By Chuck Strouse
By Scott Fishman
By Terrence McCoy
By Ryan Yousefi
By Ciara LaVelle, Kat Bein, Carolina Del Busto, and Liz Tracy
By Pepe Billete
By Ryan Yousefi
By Kyle Swenson
At a time in history when South Florida's mainstream media have devoted unprecedented resources to brainless babies and crackhouse testimonials, it's comforting to know that at least one member of the fourth estate is determined to keep the grounds free of garbage.
The Lantana-based Weekly World News scored another journalistic coup two weeks ago, publishing a front-page expose about the tragic downside of plastic surgery. A timely annotation to the recent brouhaha over silicone breast implants, the piece chronicles the case of Miami model Carol Sue Barker, whose face "dripped off like candle wax" during a recent Caribbean vacation.
Correspondent Rick Tracy reported that Barker spent $20,000 to buy a new nose, chin, and cheeks before heading off to the Virgin Islands. After a two-hour snooze on the beach, however, the comely blonde woke up with a kisser the consistency of runny eggs. "My face felt oily," she told the News. "I thought it was suntan lotion. Then I realized it was the melting plastic."
A local doctor examined Barker (his professional opinion: "She looked like something out of a horror movie"), then bandaged her for the flight home to Miami. She is now considering suing the plastic surgeon for turning her into "a plastic monster. I will never forgive him," the droop-jowled model told Rick Tracy. "He should have warned me about this."

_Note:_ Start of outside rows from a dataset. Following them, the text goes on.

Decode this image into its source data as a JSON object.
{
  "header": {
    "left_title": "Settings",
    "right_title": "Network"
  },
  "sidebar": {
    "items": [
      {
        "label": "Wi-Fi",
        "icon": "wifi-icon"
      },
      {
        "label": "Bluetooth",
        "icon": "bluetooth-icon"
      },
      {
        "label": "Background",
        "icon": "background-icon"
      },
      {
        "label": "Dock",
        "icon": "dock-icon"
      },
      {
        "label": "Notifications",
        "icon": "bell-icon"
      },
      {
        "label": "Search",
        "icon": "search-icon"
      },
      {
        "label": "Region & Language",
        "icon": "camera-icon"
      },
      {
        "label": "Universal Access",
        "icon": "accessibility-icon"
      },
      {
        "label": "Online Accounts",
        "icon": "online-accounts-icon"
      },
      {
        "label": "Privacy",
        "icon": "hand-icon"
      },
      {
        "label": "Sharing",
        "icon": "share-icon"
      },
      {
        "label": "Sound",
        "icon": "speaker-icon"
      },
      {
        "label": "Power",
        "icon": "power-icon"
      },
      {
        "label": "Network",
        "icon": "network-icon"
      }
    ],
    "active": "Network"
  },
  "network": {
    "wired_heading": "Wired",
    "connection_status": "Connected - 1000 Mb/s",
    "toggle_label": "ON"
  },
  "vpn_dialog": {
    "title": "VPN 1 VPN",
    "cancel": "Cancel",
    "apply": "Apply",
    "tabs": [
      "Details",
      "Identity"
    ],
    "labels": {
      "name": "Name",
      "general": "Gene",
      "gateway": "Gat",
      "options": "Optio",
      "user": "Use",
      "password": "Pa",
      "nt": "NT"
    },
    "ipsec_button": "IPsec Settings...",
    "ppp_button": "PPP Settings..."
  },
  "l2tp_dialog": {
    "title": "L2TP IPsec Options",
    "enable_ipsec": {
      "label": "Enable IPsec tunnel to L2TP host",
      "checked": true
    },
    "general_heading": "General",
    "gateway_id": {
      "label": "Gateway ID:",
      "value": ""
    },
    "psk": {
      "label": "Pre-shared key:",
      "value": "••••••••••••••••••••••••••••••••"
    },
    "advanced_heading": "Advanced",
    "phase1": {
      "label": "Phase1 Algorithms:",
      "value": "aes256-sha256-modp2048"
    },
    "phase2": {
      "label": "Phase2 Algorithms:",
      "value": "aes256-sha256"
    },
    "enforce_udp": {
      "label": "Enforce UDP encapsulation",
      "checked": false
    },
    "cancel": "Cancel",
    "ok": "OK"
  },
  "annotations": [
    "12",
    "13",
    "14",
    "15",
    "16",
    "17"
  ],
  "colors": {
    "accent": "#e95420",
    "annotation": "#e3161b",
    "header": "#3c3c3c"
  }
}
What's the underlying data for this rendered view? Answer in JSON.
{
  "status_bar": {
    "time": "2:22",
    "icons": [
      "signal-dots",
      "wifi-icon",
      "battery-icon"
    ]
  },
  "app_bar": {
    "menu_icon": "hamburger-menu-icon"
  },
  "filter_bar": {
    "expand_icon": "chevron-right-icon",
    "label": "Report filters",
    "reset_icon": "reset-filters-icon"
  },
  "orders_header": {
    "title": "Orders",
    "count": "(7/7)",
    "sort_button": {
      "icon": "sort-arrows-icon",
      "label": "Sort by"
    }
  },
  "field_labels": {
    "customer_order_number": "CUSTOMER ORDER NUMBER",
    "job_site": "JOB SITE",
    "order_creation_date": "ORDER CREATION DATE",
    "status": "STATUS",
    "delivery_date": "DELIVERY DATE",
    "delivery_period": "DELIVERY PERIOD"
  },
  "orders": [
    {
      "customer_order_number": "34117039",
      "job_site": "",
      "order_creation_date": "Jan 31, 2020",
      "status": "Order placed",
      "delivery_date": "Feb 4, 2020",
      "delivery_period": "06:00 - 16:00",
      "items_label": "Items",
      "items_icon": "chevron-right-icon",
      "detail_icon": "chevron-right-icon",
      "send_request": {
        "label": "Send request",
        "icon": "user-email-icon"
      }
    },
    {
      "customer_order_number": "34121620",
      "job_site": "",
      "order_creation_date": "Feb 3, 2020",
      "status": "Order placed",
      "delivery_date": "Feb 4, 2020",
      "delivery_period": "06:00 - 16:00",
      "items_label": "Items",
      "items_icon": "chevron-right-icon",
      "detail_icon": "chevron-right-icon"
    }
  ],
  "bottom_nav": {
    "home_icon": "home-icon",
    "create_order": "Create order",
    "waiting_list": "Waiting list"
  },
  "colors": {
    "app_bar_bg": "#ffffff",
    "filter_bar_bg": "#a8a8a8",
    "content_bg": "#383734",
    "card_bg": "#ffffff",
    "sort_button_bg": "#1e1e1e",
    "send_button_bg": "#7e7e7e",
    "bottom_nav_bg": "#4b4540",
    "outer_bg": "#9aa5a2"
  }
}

The News piece, which hit finer newsstands the week of May 25, has sent model-cluttered Miami into a tizzy. "I guess we've been lucky," says an obviously relieved Barbara Cominsky, vice president of Michele Pommier Models in Coral Gables. "Nobody's told us anything about melting. We've never had any problems. Not even with the breast-implant stuff."
Peggy Bremner, head of the women's division of Irene Marie Models, doesn't sound so sure. "I don't think we have any models whose parts have melted," she murmurs. "I mean, not that I can recall."
The response from plastic surgeons has been one of sheer panic, barely veiled beneath dismissive contempt. "Faces melting? We haven't heard anything about that," snaps Gordon Merrick, administrator of the Los Angeles-based American Board of Plastic Surgeons. "Chin implants are made of silicone and nose surgery doesn't require implants at all, so I don't see how anything could melt. The melting temperature of silicone is, like, a couple of thousand degrees.
"Are you sure this thing's for real?" asks Merrick, indignation swelling like a collagen-injected pout.
"That story and Snow White and the Seven Dwarves belong in the same literary guild," sniffs Miami Beach facelifter Dr. Lawrence Robbins. "A woman's cosmetic surgery wouldn't melt. Not unless you poured gasoline on her face and lit it. And even then it wouldn't melt. It would burn."
Dr. Harold Deutsch assumes a more cautious posture. "Statistically, it's probably impossible. But the longer you live, the more you realize anything can be," muses the Miami reconstructive surgeon. "I don't comment on a disease process without having full case information, but in the eyes of the person looking in the mirror, she could see herself melting away."
Sal Ivone, the News's managing editor, credits the scoop to his far-reaching and innovative network of free-lancers. "The people who call us are going to be people at the, uh, extremes of the news business," he explains. Indeed, New Times's own efforts to track down Barker, whose pre-melt mug reportedly fetched her a minimum of $2500 per week, proved fruitless. None of Miami's major modeling agencies have ever heard of her. Always sensitive to the privacy of its sources, the News refuses to turn over Barker's phone number. "She's a real a mess," Ivone points out. "You can see why she doesn't want any more publicity."
For the News, Barker's Dorian Gray-esque ordeal is only the latest in a series of hard-hitting reports about the health risks of cosmetic surgery. "Over eleven years we've published 50 or 60 stories on that subject," Ivone boasts. "Again, those are going to be at the extremes. A few years back we ran a piece on how supersonic jets were making women's breast implants explode. In Germany, I think it was. And we just did a story on the woman who removed her own implants. But then, who didn't do that one?"
Ivone says he decided to grant Barker's plight the coveted cover spot "based on the graphics. That is one sensational photograph," he proclaims, adding that the News is even considering a rare follow-up to its exclusive. "Heck, if we get enough calls, we'll go with a trend story."
Still, the News-man stops short of predicting a Pulitzer. "I don't know that we'll enter it into any contests. I mean, it's not one of our most unusual stories. We've got one coming up on the Batboy. He lives in a cave. He screams. He's got pointy ears and little, pointy teeth, and he hears like radar. I don't know that a woman's plastic surgery melting stacks up against that.